INFORMATION SUPPLIED

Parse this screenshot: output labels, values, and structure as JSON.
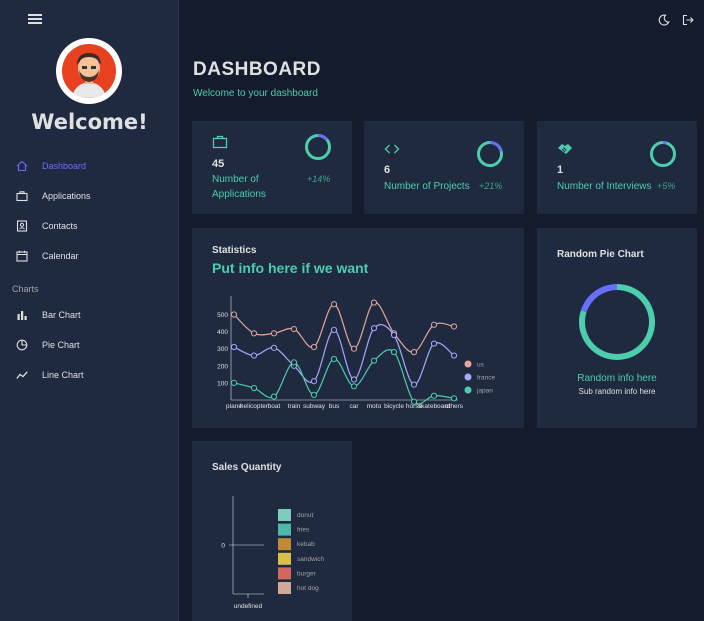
{
  "sidebar": {
    "welcome": "Welcome!",
    "items": [
      {
        "label": "Dashboard",
        "icon": "home-icon",
        "active": true
      },
      {
        "label": "Applications",
        "icon": "briefcase-icon"
      },
      {
        "label": "Contacts",
        "icon": "contact-card-icon"
      },
      {
        "label": "Calendar",
        "icon": "calendar-icon"
      }
    ],
    "section_charts": "Charts",
    "chart_items": [
      {
        "label": "Bar Chart",
        "icon": "bar-chart-icon"
      },
      {
        "label": "Pie Chart",
        "icon": "pie-chart-icon"
      },
      {
        "label": "Line Chart",
        "icon": "line-chart-icon"
      }
    ]
  },
  "header": {
    "title": "DASHBOARD",
    "subtitle": "Welcome to your dashboard"
  },
  "stats": [
    {
      "value": "45",
      "label": "Number of Applications",
      "pct": "+14%",
      "icon": "briefcase-icon",
      "progress": 0.14
    },
    {
      "value": "6",
      "label": "Number of Projects",
      "pct": "+21%",
      "icon": "code-icon",
      "progress": 0.21
    },
    {
      "value": "1",
      "label": "Number of Interviews",
      "pct": "+5%",
      "icon": "handshake-icon",
      "progress": 0.05
    }
  ],
  "statistics": {
    "title": "Statistics",
    "headline": "Put info here if we want"
  },
  "pie": {
    "title": "Random Pie Chart",
    "info": "Random info here",
    "sub": "Sub random info here"
  },
  "sales": {
    "title": "Sales Quantity"
  },
  "colors": {
    "accent_green": "#4cceac",
    "accent_blue": "#6870fa",
    "us": "#e2a69b",
    "france": "#a4a9fc",
    "japan": "#4cceac"
  },
  "chart_data": [
    {
      "type": "line",
      "categories": [
        "plane",
        "helicopter",
        "boat",
        "train",
        "subway",
        "bus",
        "car",
        "moto",
        "bicycle",
        "horse",
        "skateboard",
        "others"
      ],
      "series": [
        {
          "name": "us",
          "values": [
            500,
            390,
            390,
            415,
            310,
            560,
            300,
            570,
            390,
            280,
            440,
            430
          ]
        },
        {
          "name": "france",
          "values": [
            310,
            260,
            305,
            200,
            110,
            410,
            120,
            420,
            380,
            90,
            330,
            260
          ]
        },
        {
          "name": "japan",
          "values": [
            100,
            70,
            20,
            220,
            30,
            240,
            80,
            230,
            280,
            -10,
            25,
            10
          ]
        }
      ],
      "yticks": [
        100,
        200,
        300,
        400,
        500
      ],
      "ylim": [
        0,
        620
      ]
    },
    {
      "type": "pie",
      "slices": [
        {
          "value": 0.8,
          "color": "#4cceac"
        },
        {
          "value": 0.2,
          "color": "#6870fa"
        }
      ]
    },
    {
      "type": "bar",
      "categories": [
        "undefined"
      ],
      "series": [
        {
          "name": "donut",
          "color": "#7fcbbd"
        },
        {
          "name": "fries",
          "color": "#4eb9a8"
        },
        {
          "name": "kebab",
          "color": "#c08b36"
        },
        {
          "name": "sandwich",
          "color": "#d7c04a"
        },
        {
          "name": "burger",
          "color": "#d2675e"
        },
        {
          "name": "hot dog",
          "color": "#d1a99a"
        }
      ],
      "yticks": [
        0
      ]
    }
  ]
}
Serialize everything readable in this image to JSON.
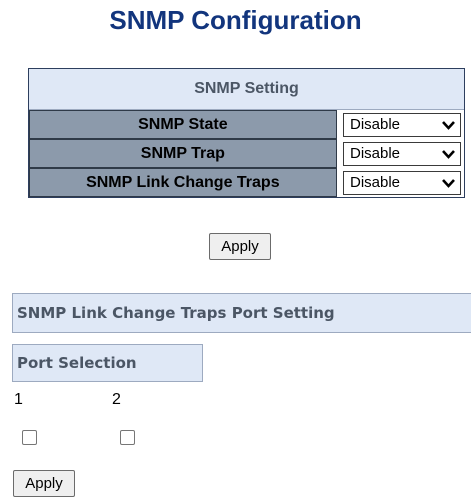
{
  "page": {
    "title": "SNMP Configuration"
  },
  "snmp_setting": {
    "header": "SNMP Setting",
    "rows": [
      {
        "label": "SNMP State",
        "value": "Disable"
      },
      {
        "label": "SNMP Trap",
        "value": "Disable"
      },
      {
        "label": "SNMP Link Change Traps",
        "value": "Disable"
      }
    ],
    "apply_label": "Apply"
  },
  "port_setting": {
    "header": "SNMP Link Change Traps Port Setting",
    "selection_label": "Port Selection",
    "ports": [
      {
        "number": "1",
        "checked": false
      },
      {
        "number": "2",
        "checked": false
      }
    ],
    "apply_label": "Apply"
  },
  "colors": {
    "title": "#12357d",
    "header_bg": "#dfe8f6",
    "label_bg": "#8c9aab"
  },
  "icons": {
    "dropdown": "chevron-down-icon"
  }
}
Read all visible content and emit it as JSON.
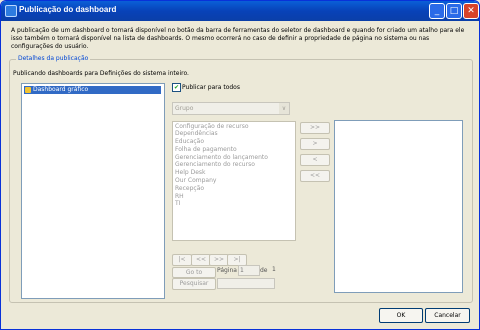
{
  "window": {
    "title": "Publicação do dashboard",
    "controls": {
      "minimize": "_",
      "maximize": "□",
      "close": "✕"
    }
  },
  "intro_text": "A publicação de um dashboard o tornará disponível no botão da barra de ferramentas do seletor de dashboard e quando for criado um atalho para ele isso também o tornará disponível na lista de dashboards. O mesmo ocorrerá no caso de definir a propriedade de página no sistema ou nas configurações do usuário.",
  "details": {
    "legend": "Detalhes da publicação",
    "publishing_text": "Publicando dashboards para Definições do sistema inteiro.",
    "tree_item": "Dashboard gráfico",
    "publish_all_label": "Publicar para todos",
    "publish_all_checked": true,
    "group_placeholder": "Grupo",
    "source_items": [
      "Configuração de recurso",
      "Dependências",
      "Educação",
      "Folha de pagamento",
      "Gerenciamento do lançamento",
      "Gerenciamento do recurso",
      "Help Desk",
      "Our Company",
      "Recepção",
      "RH",
      "TI"
    ],
    "move_buttons": [
      ">>",
      ">",
      "<",
      "<<"
    ],
    "pager": [
      "|<",
      "<<",
      ">>",
      ">|"
    ],
    "goto_label": "Go to",
    "page_label": "Página",
    "page_value": "1",
    "of_label": "de",
    "total_pages": "1",
    "search_label": "Pesquisar"
  },
  "buttons": {
    "ok": "OK",
    "cancel": "Cancelar"
  },
  "colors": {
    "titlebar": "#0842b8",
    "legend": "#0046d5",
    "selection": "#316ac5"
  }
}
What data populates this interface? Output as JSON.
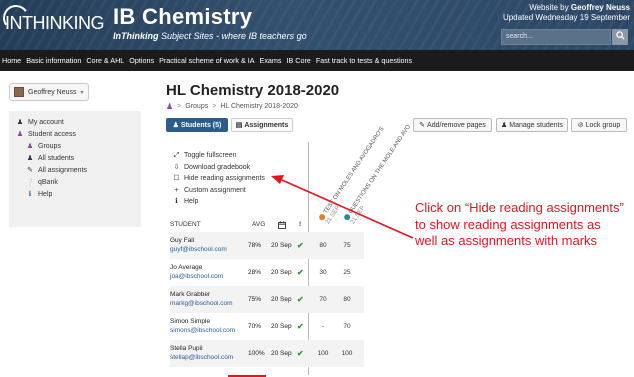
{
  "header": {
    "logo_text": "INTHINKING",
    "site_title": "IB Chemistry",
    "tagline_brand": "InThinking",
    "tagline_rest": " Subject Sites - where IB teachers go",
    "credit_prefix": "Website by ",
    "credit_author": "Geoffrey Neuss",
    "credit_updated": "Updated Wednesday 19 September",
    "search_placeholder": "search...",
    "search_icon": "search-icon"
  },
  "nav": {
    "items": [
      "Home",
      "Basic information",
      "Core & AHL",
      "Options",
      "Practical scheme of work & IA",
      "Exams",
      "IB Core",
      "Fast track to tests & questions"
    ]
  },
  "user": {
    "name": "Geoffrey Neuss",
    "caret": "▾"
  },
  "sidebar": {
    "items": [
      {
        "label": "My account",
        "icon": "user-icon"
      },
      {
        "label": "Student access",
        "icon": "group-icon"
      },
      {
        "label": "Groups",
        "icon": "group-icon"
      },
      {
        "label": "All students",
        "icon": "user-icon"
      },
      {
        "label": "All assignments",
        "icon": "pencil-icon"
      },
      {
        "label": "qBank",
        "icon": "question-icon"
      },
      {
        "label": "Help",
        "icon": "info-icon"
      }
    ]
  },
  "page": {
    "title": "HL Chemistry 2018-2020",
    "breadcrumb": [
      "Groups",
      "HL Chemistry 2018-2020"
    ],
    "tabs": {
      "students": "Students (5)",
      "assignments": "Assignments"
    },
    "actions": {
      "add_remove": "Add/remove pages",
      "manage": "Manage students",
      "lock": "Lock group"
    }
  },
  "tools": [
    {
      "label": "Toggle fullscreen",
      "icon": "expand-icon"
    },
    {
      "label": "Download gradebook",
      "icon": "download-icon"
    },
    {
      "label": "Hide reading assignments",
      "icon": "checkbox-icon"
    },
    {
      "label": "Custom assignment",
      "icon": "plus-icon"
    },
    {
      "label": "Help",
      "icon": "info-icon"
    }
  ],
  "columns": {
    "assignment1": "TEST ON MOLES AND AVOGADRO'S",
    "assignment1_date": "21 SEP",
    "assignment2": "QUESTIONS ON THE MOLE AND AVO",
    "assignment2_date": "21 SEP"
  },
  "table": {
    "headers": {
      "student": "STUDENT",
      "avg": "AVG",
      "calendar_icon": "calendar-icon",
      "alert": "!"
    },
    "rows": [
      {
        "name": "Guy Fall",
        "email": "guyf@ibschool.com",
        "avg": "78%",
        "date": "20 Sep",
        "check": "✔",
        "m1": "80",
        "m2": "75"
      },
      {
        "name": "Jo Average",
        "email": "joa@ibschool.com",
        "avg": "28%",
        "date": "20 Sep",
        "check": "✔",
        "m1": "30",
        "m2": "25"
      },
      {
        "name": "Mark Grabber",
        "email": "markg@ibschool.com",
        "avg": "75%",
        "date": "20 Sep",
        "check": "✔",
        "m1": "70",
        "m2": "80"
      },
      {
        "name": "Simon Simple",
        "email": "simons@ibschool.com",
        "avg": "70%",
        "date": "20 Sep",
        "check": "✔",
        "m1": "-",
        "m2": "70"
      },
      {
        "name": "Stella Pupil",
        "email": "stellap@ibschool.com",
        "avg": "100%",
        "date": "20 Sep",
        "check": "✔",
        "m1": "100",
        "m2": "100"
      }
    ]
  },
  "annotation": {
    "text": "Click on “Hide reading assignments” to show reading assignments as well as assignments with marks",
    "color": "#e8141c"
  }
}
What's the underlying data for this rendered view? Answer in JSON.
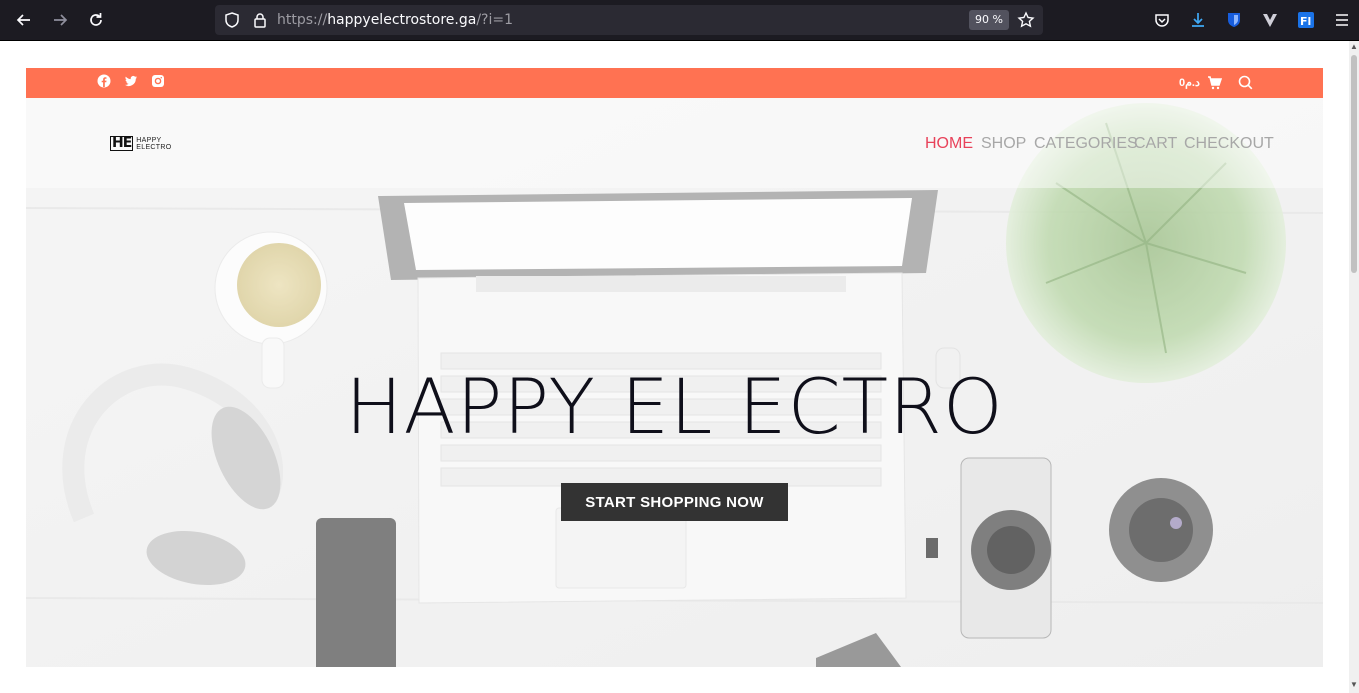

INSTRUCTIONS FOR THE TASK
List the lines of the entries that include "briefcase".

TASK OUTPUT
        "icon": "briefcase-icon"
      "icon": "briefcase-icon",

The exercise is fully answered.